— Task objective —
Would you output the whole of the data exactly?
++++ Available records ++++
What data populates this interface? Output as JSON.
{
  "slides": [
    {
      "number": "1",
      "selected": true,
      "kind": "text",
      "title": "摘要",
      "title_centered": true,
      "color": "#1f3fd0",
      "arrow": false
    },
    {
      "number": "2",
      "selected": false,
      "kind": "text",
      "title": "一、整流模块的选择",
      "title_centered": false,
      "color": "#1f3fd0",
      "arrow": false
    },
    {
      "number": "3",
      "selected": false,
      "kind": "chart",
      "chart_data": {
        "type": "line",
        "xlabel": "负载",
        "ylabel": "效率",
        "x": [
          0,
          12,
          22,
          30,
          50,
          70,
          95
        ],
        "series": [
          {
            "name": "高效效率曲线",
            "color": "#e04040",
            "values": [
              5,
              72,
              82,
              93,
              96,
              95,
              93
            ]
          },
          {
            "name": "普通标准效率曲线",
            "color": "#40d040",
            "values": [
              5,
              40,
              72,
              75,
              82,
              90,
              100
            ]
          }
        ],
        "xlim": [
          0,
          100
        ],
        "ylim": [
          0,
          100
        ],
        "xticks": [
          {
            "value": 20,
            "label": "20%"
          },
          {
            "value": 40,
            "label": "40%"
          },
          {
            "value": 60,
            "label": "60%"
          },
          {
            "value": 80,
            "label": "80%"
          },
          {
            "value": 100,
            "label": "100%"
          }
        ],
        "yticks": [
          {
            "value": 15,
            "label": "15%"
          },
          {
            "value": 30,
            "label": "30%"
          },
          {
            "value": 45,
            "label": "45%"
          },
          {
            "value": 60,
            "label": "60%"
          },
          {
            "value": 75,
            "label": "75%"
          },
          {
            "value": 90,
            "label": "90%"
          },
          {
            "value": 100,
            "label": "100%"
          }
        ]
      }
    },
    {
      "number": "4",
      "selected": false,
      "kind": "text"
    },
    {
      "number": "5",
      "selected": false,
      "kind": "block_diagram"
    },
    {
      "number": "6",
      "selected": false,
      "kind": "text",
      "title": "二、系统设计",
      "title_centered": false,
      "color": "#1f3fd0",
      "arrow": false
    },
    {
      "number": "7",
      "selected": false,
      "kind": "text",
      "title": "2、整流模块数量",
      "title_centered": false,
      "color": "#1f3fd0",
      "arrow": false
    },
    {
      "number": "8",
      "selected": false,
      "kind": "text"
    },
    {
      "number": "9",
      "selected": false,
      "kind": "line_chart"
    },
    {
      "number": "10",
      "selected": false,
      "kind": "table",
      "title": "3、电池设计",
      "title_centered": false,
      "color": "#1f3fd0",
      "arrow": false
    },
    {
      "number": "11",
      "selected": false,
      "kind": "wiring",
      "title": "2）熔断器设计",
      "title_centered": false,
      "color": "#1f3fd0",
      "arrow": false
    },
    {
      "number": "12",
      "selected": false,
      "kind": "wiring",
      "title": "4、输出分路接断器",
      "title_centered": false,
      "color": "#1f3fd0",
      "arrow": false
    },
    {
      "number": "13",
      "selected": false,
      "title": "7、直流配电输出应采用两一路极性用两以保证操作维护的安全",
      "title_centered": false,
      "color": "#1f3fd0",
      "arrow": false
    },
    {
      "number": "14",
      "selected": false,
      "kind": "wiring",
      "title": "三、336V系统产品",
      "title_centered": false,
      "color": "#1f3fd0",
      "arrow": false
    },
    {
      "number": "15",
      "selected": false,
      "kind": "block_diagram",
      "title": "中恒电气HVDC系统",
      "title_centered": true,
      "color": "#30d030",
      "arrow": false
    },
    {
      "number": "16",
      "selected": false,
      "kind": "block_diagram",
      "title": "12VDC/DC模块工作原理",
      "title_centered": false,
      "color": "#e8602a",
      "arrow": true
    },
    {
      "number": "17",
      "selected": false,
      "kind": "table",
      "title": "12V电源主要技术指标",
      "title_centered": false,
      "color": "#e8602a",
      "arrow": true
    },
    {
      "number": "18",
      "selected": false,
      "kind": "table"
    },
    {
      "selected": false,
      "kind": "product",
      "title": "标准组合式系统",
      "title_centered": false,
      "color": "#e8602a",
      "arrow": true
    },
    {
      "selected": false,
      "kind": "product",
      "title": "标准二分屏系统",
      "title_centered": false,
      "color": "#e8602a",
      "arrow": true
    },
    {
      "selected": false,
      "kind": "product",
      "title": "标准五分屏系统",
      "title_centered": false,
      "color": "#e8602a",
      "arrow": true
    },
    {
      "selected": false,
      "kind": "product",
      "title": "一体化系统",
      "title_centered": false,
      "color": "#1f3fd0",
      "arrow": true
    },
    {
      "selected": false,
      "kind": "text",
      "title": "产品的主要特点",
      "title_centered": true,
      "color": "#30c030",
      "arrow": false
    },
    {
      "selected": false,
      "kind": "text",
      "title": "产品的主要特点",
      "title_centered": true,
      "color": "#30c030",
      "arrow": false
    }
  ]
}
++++
— Your response —
What data populates this interface? Output as JSON.
{
  "slides": [
    {
      "number": "1",
      "selected": true,
      "kind": "text",
      "title": "摘要",
      "title_centered": true,
      "color": "#1f3fd0",
      "arrow": false
    },
    {
      "number": "2",
      "selected": false,
      "kind": "text",
      "title": "一、整流模块的选择",
      "title_centered": false,
      "color": "#1f3fd0",
      "arrow": false
    },
    {
      "number": "3",
      "selected": false,
      "kind": "chart",
      "chart_data": {
        "type": "line",
        "xlabel": "负载",
        "ylabel": "效率",
        "x": [
          0,
          12,
          22,
          30,
          50,
          70,
          95
        ],
        "series": [
          {
            "name": "高效效率曲线",
            "color": "#e04040",
            "values": [
              5,
              72,
              82,
              93,
              96,
              95,
              93
            ]
          },
          {
            "name": "普通标准效率曲线",
            "color": "#40d040",
            "values": [
              5,
              40,
              72,
              75,
              82,
              90,
              100
            ]
          }
        ],
        "xlim": [
          0,
          100
        ],
        "ylim": [
          0,
          100
        ],
        "xticks": [
          {
            "value": 20,
            "label": "20%"
          },
          {
            "value": 40,
            "label": "40%"
          },
          {
            "value": 60,
            "label": "60%"
          },
          {
            "value": 80,
            "label": "80%"
          },
          {
            "value": 100,
            "label": "100%"
          }
        ],
        "yticks": [
          {
            "value": 15,
            "label": "15%"
          },
          {
            "value": 30,
            "label": "30%"
          },
          {
            "value": 45,
            "label": "45%"
          },
          {
            "value": 60,
            "label": "60%"
          },
          {
            "value": 75,
            "label": "75%"
          },
          {
            "value": 90,
            "label": "90%"
          },
          {
            "value": 100,
            "label": "100%"
          }
        ]
      }
    },
    {
      "number": "4",
      "selected": false,
      "kind": "text"
    },
    {
      "number": "5",
      "selected": false,
      "kind": "block_diagram"
    },
    {
      "number": "6",
      "selected": false,
      "kind": "text",
      "title": "二、系统设计",
      "title_centered": false,
      "color": "#1f3fd0",
      "arrow": false
    },
    {
      "number": "7",
      "selected": false,
      "kind": "text",
      "title": "2、整流模块数量",
      "title_centered": false,
      "color": "#1f3fd0",
      "arrow": false
    },
    {
      "number": "8",
      "selected": false,
      "kind": "text"
    },
    {
      "number": "9",
      "selected": false,
      "kind": "line_chart"
    },
    {
      "number": "10",
      "selected": false,
      "kind": "table",
      "title": "3、电池设计",
      "title_centered": false,
      "color": "#1f3fd0",
      "arrow": false
    },
    {
      "number": "11",
      "selected": false,
      "kind": "wiring",
      "title": "2）熔断器设计",
      "title_centered": false,
      "color": "#1f3fd0",
      "arrow": false
    },
    {
      "number": "12",
      "selected": false,
      "kind": "wiring",
      "title": "4、输出分路接断器",
      "title_centered": false,
      "color": "#1f3fd0",
      "arrow": false
    },
    {
      "number": "13",
      "selected": false,
      "title": "7、直流配电输出应采用两一路极性用两以保证操作维护的安全",
      "title_centered": false,
      "color": "#1f3fd0",
      "arrow": false
    },
    {
      "number": "14",
      "selected": false,
      "kind": "wiring",
      "title": "三、336V系统产品",
      "title_centered": false,
      "color": "#1f3fd0",
      "arrow": false
    },
    {
      "number": "15",
      "selected": false,
      "kind": "block_diagram",
      "title": "中恒电气HVDC系统",
      "title_centered": true,
      "color": "#30d030",
      "arrow": false
    },
    {
      "number": "16",
      "selected": false,
      "kind": "block_diagram",
      "title": "12VDC/DC模块工作原理",
      "title_centered": false,
      "color": "#e8602a",
      "arrow": true
    },
    {
      "number": "17",
      "selected": false,
      "kind": "table",
      "title": "12V电源主要技术指标",
      "title_centered": false,
      "color": "#e8602a",
      "arrow": true
    },
    {
      "number": "18",
      "selected": false,
      "kind": "table"
    },
    {
      "selected": false,
      "kind": "product",
      "title": "标准组合式系统",
      "title_centered": false,
      "color": "#e8602a",
      "arrow": true
    },
    {
      "selected": false,
      "kind": "product",
      "title": "标准二分屏系统",
      "title_centered": false,
      "color": "#e8602a",
      "arrow": true
    },
    {
      "selected": false,
      "kind": "product",
      "title": "标准五分屏系统",
      "title_centered": false,
      "color": "#e8602a",
      "arrow": true
    },
    {
      "selected": false,
      "kind": "product",
      "title": "一体化系统",
      "title_centered": false,
      "color": "#1f3fd0",
      "arrow": true
    },
    {
      "selected": false,
      "kind": "text",
      "title": "产品的主要特点",
      "title_centered": true,
      "color": "#30c030",
      "arrow": false
    },
    {
      "selected": false,
      "kind": "text",
      "title": "产品的主要特点",
      "title_centered": true,
      "color": "#30c030",
      "arrow": false
    }
  ]
}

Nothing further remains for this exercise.